I have been surprised that your reporting on the tax relief ballot issues continues without balanced input from its proponents. Really? You can’t find anyone to represent these ideas? I should not be the one to remind a journalist about fair and balanced reporting, but you guys aren’t even going through the motions.
Well, I can understand that it is easier, and there is no shortage of government employees, businesses that contract with the government, and bankers that lend to the government that not only will offer interviews on why Amendments 60, 61 and Proposition 101 should be defeated, but are also paying for all those full-page ads in your paper.
So maybe I’m not so surprised after all. I am, however, more than a little disappointed that the media outlets are airing political messages without any regard to truthfulness or context, and it is becoming intolerable.
For example, you blindly repeat a comment by a local resident, Russ Garrity, that tax relief will cost the South Routt School District 43.6 percent of its annual revenue. Rubbish. The cost is zero because full state aid as replacement is guaranteed by
Amendment 60 (see the text and ballot title), by Amendment 23 of 2000, and by the School Finance
Act of the 1980s. This is verified by the state voter guide. Why do you print such a bald-faced falsehood? To scare children, parents and teachers into a panic
and a vote against tax relief for our families? State replacement costs only 0.65 percent of annual state spending and is spread out throughout 10 years, starting in 2012 (you didn’t mention that, either). It covers much less than half of school taxes because it does not apply to school debt, still repaid by local taxes.
It is simple really, and anyone that reads these initiatives will understand. We are frugal with our own money, but putting our politicians and even unelected boards in a position where they are spending “other people’s money” requires safeguards. It is just common sense. While it may be expedient to have the bookkeeper sign the checks for your company, it is just not prudent.
To see just how easy it is to spend “other people’s money,” we need only remember the hundreds of thousands of dollars that left town with former school superintendent Donna Howell, complements of a former Steamboat Springs School Board. This is too easy really; there are so many egregious spending abuses in government today. Too many states (and the federal government) already are totally upside down financially.
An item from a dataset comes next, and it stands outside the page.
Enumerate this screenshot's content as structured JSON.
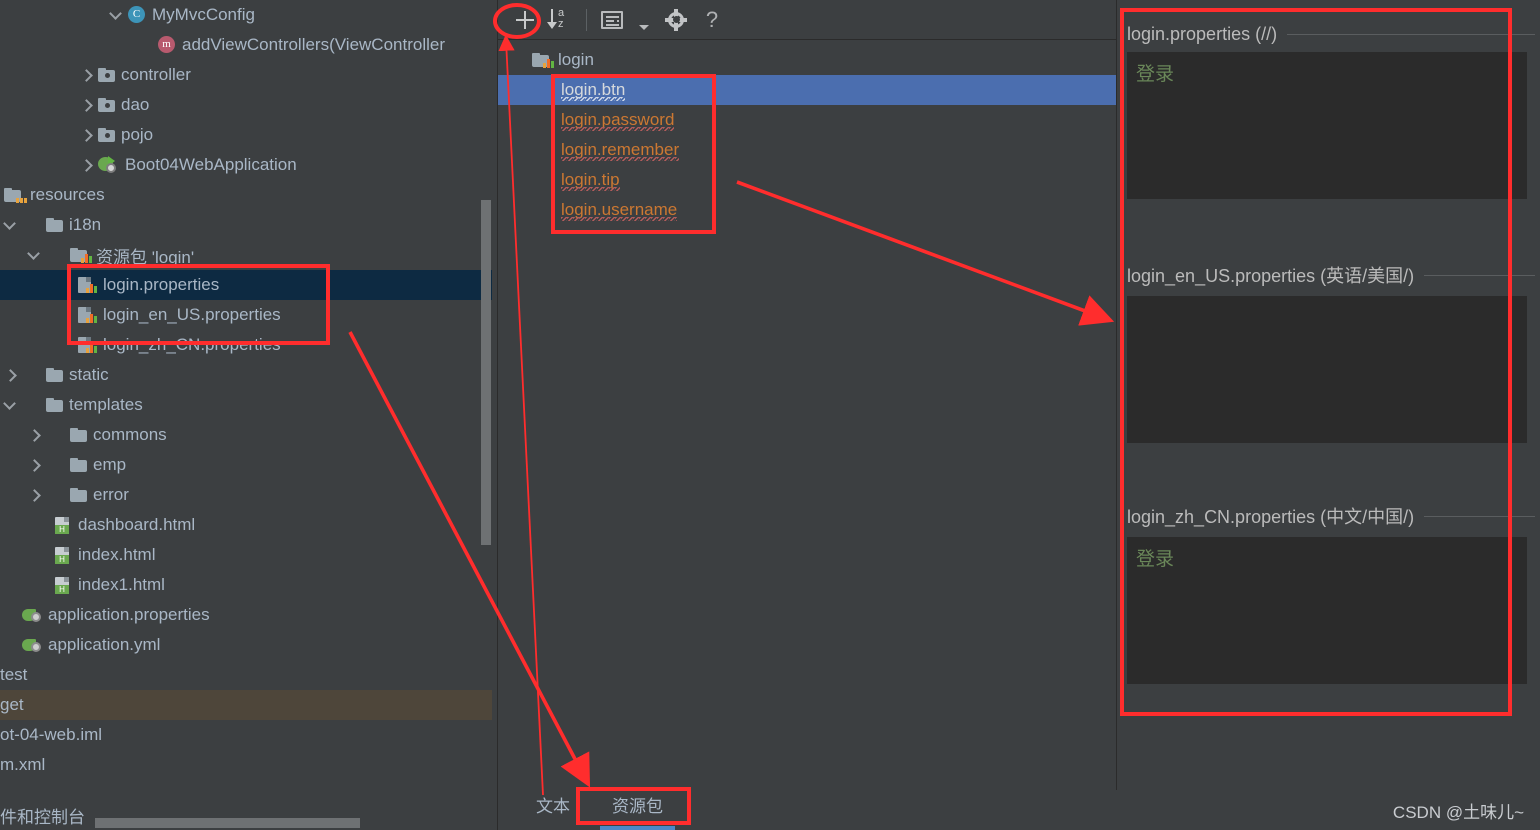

It’s scary, and many folks will now say “enough.”
A tip for the future, you can get the proponent’s side by contacting the people that pay the taxes that in turn fund the salaries of the people that in turn fund the ads to keep the taxes coming — and growing.